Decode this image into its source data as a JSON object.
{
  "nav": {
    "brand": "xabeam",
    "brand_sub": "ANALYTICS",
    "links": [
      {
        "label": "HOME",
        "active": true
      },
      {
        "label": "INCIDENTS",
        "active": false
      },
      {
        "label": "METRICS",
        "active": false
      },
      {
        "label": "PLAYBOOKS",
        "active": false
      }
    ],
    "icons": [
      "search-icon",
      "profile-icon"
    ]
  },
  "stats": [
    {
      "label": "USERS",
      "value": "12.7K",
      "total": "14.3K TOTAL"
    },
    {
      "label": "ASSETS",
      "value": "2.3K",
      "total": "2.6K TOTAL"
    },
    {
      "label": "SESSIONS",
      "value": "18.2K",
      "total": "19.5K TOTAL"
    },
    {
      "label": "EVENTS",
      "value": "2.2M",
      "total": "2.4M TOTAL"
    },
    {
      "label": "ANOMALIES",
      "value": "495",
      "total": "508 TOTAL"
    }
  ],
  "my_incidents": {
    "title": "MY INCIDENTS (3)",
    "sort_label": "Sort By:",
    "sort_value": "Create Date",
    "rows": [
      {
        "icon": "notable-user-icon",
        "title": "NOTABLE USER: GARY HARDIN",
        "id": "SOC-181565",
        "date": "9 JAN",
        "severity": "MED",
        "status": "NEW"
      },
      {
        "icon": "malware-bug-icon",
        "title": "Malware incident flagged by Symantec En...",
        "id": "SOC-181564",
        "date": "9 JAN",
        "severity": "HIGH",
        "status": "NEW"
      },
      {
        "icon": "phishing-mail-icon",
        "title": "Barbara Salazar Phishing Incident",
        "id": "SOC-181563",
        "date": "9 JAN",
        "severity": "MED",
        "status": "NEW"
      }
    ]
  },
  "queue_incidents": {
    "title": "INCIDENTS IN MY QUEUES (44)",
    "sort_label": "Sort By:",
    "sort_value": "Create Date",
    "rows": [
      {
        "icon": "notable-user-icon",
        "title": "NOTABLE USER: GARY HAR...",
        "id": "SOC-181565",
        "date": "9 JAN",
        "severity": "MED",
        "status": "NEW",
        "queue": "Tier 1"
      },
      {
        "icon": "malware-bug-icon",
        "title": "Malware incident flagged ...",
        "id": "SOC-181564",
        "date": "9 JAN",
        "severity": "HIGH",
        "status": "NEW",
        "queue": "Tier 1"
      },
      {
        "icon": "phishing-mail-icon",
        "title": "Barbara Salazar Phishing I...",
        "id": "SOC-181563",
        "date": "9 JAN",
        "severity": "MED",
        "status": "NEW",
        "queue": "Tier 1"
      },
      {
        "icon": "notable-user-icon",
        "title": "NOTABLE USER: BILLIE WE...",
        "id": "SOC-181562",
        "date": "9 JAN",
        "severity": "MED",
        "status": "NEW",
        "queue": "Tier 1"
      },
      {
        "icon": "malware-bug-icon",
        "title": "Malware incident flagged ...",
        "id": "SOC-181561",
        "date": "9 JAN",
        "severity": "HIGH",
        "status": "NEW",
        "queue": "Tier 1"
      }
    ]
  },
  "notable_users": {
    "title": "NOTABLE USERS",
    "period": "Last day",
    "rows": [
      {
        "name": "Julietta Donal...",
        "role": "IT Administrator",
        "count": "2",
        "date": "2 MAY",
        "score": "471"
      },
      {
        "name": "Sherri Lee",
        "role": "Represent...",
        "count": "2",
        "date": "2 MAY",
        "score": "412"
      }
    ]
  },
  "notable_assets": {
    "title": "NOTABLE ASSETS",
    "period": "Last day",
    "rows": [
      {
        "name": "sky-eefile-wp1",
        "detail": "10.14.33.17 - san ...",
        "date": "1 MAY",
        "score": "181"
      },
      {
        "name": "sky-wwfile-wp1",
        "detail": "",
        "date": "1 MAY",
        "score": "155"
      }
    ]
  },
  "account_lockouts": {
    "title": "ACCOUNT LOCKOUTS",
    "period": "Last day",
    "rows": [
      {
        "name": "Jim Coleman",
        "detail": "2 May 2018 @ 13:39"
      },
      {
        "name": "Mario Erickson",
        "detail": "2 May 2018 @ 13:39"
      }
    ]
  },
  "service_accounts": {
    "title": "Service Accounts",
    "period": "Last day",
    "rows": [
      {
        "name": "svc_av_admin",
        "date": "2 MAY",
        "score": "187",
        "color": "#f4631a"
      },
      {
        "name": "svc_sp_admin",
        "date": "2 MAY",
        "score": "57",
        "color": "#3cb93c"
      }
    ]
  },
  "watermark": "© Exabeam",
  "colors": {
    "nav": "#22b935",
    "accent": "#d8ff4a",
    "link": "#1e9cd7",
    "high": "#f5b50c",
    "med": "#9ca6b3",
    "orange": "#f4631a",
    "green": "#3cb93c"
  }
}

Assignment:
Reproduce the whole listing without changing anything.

Exercise solution:
Decode this image into its source data as a JSON object.
{
  "nav": {
    "brand": "xabeam",
    "brand_sub": "ANALYTICS",
    "links": [
      {
        "label": "HOME",
        "active": true
      },
      {
        "label": "INCIDENTS",
        "active": false
      },
      {
        "label": "METRICS",
        "active": false
      },
      {
        "label": "PLAYBOOKS",
        "active": false
      }
    ],
    "icons": [
      "search-icon",
      "profile-icon"
    ]
  },
  "stats": [
    {
      "label": "USERS",
      "value": "12.7K",
      "total": "14.3K TOTAL"
    },
    {
      "label": "ASSETS",
      "value": "2.3K",
      "total": "2.6K TOTAL"
    },
    {
      "label": "SESSIONS",
      "value": "18.2K",
      "total": "19.5K TOTAL"
    },
    {
      "label": "EVENTS",
      "value": "2.2M",
      "total": "2.4M TOTAL"
    },
    {
      "label": "ANOMALIES",
      "value": "495",
      "total": "508 TOTAL"
    }
  ],
  "my_incidents": {
    "title": "MY INCIDENTS (3)",
    "sort_label": "Sort By:",
    "sort_value": "Create Date",
    "rows": [
      {
        "icon": "notable-user-icon",
        "title": "NOTABLE USER: GARY HARDIN",
        "id": "SOC-181565",
        "date": "9 JAN",
        "severity": "MED",
        "status": "NEW"
      },
      {
        "icon": "malware-bug-icon",
        "title": "Malware incident flagged by Symantec En...",
        "id": "SOC-181564",
        "date": "9 JAN",
        "severity": "HIGH",
        "status": "NEW"
      },
      {
        "icon": "phishing-mail-icon",
        "title": "Barbara Salazar Phishing Incident",
        "id": "SOC-181563",
        "date": "9 JAN",
        "severity": "MED",
        "status": "NEW"
      }
    ]
  },
  "queue_incidents": {
    "title": "INCIDENTS IN MY QUEUES (44)",
    "sort_label": "Sort By:",
    "sort_value": "Create Date",
    "rows": [
      {
        "icon": "notable-user-icon",
        "title": "NOTABLE USER: GARY HAR...",
        "id": "SOC-181565",
        "date": "9 JAN",
        "severity": "MED",
        "status": "NEW",
        "queue": "Tier 1"
      },
      {
        "icon": "malware-bug-icon",
        "title": "Malware incident flagged ...",
        "id": "SOC-181564",
        "date": "9 JAN",
        "severity": "HIGH",
        "status": "NEW",
        "queue": "Tier 1"
      },
      {
        "icon": "phishing-mail-icon",
        "title": "Barbara Salazar Phishing I...",
        "id": "SOC-181563",
        "date": "9 JAN",
        "severity": "MED",
        "status": "NEW",
        "queue": "Tier 1"
      },
      {
        "icon": "notable-user-icon",
        "title": "NOTABLE USER: BILLIE WE...",
        "id": "SOC-181562",
        "date": "9 JAN",
        "severity": "MED",
        "status": "NEW",
        "queue": "Tier 1"
      },
      {
        "icon": "malware-bug-icon",
        "title": "Malware incident flagged ...",
        "id": "SOC-181561",
        "date": "9 JAN",
        "severity": "HIGH",
        "status": "NEW",
        "queue": "Tier 1"
      }
    ]
  },
  "notable_users": {
    "title": "NOTABLE USERS",
    "period": "Last day",
    "rows": [
      {
        "name": "Julietta Donal...",
        "role": "IT Administrator",
        "count": "2",
        "date": "2 MAY",
        "score": "471"
      },
      {
        "name": "Sherri Lee",
        "role": "Represent...",
        "count": "2",
        "date": "2 MAY",
        "score": "412"
      }
    ]
  },
  "notable_assets": {
    "title": "NOTABLE ASSETS",
    "period": "Last day",
    "rows": [
      {
        "name": "sky-eefile-wp1",
        "detail": "10.14.33.17 - san ...",
        "date": "1 MAY",
        "score": "181"
      },
      {
        "name": "sky-wwfile-wp1",
        "detail": "",
        "date": "1 MAY",
        "score": "155"
      }
    ]
  },
  "account_lockouts": {
    "title": "ACCOUNT LOCKOUTS",
    "period": "Last day",
    "rows": [
      {
        "name": "Jim Coleman",
        "detail": "2 May 2018 @ 13:39"
      },
      {
        "name": "Mario Erickson",
        "detail": "2 May 2018 @ 13:39"
      }
    ]
  },
  "service_accounts": {
    "title": "Service Accounts",
    "period": "Last day",
    "rows": [
      {
        "name": "svc_av_admin",
        "date": "2 MAY",
        "score": "187",
        "color": "#f4631a"
      },
      {
        "name": "svc_sp_admin",
        "date": "2 MAY",
        "score": "57",
        "color": "#3cb93c"
      }
    ]
  },
  "watermark": "© Exabeam",
  "colors": {
    "nav": "#22b935",
    "accent": "#d8ff4a",
    "link": "#1e9cd7",
    "high": "#f5b50c",
    "med": "#9ca6b3",
    "orange": "#f4631a",
    "green": "#3cb93c"
  }
}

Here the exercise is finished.